__ACTION ITEM__
Search the material below for the string "true" and extract each line that has it.

(INFORMATION PROVIDED Opens)

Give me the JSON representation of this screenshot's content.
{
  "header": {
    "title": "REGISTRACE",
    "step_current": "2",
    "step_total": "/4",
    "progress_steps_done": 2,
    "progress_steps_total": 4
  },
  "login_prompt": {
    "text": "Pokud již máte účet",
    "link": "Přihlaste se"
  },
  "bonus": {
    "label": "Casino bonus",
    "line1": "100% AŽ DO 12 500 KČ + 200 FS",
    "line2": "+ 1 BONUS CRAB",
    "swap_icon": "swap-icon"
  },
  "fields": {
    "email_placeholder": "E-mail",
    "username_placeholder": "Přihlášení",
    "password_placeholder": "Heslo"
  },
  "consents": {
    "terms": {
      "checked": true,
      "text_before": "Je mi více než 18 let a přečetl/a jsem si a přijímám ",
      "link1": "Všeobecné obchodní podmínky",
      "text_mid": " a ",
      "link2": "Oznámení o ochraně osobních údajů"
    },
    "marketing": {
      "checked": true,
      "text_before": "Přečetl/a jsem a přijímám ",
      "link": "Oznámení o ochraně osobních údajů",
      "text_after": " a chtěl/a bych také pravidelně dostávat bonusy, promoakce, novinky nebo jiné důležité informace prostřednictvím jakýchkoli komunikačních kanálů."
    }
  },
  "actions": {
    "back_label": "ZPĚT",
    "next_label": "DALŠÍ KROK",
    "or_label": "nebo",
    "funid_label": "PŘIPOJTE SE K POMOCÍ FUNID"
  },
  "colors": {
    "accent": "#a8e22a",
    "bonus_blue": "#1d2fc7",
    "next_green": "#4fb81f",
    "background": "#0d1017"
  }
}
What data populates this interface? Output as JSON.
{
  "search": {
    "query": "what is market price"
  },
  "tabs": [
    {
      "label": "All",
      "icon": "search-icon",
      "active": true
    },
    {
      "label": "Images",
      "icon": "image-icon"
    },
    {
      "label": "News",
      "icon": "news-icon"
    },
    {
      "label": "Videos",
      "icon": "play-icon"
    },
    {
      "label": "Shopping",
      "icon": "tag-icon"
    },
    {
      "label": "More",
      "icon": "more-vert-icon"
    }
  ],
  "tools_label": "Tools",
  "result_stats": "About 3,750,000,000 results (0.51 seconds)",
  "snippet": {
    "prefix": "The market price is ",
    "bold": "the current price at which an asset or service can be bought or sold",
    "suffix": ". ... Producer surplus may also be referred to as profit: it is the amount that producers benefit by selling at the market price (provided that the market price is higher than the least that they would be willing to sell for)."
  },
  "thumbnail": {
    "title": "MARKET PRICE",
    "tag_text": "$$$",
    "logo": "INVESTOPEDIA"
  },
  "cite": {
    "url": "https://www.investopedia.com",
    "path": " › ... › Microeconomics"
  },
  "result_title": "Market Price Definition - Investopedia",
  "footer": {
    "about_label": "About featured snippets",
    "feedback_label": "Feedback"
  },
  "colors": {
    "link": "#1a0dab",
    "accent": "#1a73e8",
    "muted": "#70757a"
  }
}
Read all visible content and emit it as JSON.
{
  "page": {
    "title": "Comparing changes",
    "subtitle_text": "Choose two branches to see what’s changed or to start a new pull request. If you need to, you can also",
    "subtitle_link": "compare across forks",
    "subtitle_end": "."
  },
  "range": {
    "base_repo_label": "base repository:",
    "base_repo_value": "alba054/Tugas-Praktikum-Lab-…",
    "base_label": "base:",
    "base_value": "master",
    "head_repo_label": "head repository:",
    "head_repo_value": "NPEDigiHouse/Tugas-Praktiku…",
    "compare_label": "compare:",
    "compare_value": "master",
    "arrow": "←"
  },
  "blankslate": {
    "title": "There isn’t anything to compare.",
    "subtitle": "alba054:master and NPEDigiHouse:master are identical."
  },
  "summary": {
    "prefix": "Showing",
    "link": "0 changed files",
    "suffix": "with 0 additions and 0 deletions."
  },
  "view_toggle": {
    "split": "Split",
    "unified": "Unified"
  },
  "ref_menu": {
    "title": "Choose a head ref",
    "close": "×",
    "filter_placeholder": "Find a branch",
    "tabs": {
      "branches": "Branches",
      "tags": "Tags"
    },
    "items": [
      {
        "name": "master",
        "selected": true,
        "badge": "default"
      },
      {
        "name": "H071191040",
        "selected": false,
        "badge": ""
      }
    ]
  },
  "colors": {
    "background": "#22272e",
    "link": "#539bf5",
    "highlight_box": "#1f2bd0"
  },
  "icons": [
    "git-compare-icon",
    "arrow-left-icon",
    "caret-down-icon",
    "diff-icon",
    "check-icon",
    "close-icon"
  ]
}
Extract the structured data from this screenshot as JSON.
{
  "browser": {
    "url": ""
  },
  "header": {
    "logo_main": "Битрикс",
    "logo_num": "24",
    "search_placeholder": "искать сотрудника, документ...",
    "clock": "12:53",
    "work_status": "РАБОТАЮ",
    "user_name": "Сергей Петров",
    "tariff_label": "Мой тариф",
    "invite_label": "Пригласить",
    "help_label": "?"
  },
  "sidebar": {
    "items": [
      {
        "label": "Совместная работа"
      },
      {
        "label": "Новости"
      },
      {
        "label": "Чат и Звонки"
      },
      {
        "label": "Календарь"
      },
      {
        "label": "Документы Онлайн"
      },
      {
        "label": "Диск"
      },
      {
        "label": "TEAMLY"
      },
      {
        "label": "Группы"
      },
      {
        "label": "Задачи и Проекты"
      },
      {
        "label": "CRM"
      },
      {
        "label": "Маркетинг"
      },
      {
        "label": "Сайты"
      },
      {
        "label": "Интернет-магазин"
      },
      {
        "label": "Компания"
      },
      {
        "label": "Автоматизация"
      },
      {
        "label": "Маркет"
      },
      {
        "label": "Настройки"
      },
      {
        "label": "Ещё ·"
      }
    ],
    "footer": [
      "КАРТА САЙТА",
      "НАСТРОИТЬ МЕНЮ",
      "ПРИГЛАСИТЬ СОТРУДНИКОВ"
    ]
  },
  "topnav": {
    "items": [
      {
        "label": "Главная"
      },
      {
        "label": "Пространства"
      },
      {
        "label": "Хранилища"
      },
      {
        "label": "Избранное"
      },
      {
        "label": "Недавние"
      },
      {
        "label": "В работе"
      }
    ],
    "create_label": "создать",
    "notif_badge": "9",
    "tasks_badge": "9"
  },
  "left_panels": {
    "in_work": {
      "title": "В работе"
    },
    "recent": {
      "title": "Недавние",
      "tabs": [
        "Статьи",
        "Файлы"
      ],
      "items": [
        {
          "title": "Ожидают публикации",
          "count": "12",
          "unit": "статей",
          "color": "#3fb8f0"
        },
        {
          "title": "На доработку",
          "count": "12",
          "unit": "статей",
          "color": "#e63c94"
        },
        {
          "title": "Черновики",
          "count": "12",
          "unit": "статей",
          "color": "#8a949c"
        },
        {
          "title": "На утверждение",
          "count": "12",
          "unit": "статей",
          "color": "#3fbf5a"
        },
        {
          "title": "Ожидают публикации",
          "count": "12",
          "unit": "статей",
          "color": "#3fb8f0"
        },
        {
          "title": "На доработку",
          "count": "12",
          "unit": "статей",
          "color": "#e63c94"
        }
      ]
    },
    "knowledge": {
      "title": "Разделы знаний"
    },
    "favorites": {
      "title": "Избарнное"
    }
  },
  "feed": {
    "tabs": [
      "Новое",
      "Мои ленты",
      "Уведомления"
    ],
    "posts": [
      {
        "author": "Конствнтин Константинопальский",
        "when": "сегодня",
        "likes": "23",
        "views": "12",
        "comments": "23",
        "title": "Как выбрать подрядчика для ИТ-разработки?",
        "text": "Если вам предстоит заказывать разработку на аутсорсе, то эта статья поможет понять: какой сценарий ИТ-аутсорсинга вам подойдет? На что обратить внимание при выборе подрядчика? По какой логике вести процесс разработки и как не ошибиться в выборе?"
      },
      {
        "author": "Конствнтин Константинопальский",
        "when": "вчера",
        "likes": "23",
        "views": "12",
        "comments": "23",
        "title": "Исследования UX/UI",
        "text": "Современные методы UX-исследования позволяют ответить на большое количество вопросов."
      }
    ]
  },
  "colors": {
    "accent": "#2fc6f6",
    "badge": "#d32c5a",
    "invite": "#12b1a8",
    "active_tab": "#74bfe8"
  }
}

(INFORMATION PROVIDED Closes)

__RESULT OF THE TASK__
      "checked": true,
      "checked": true,
      "active": true
        "selected": true,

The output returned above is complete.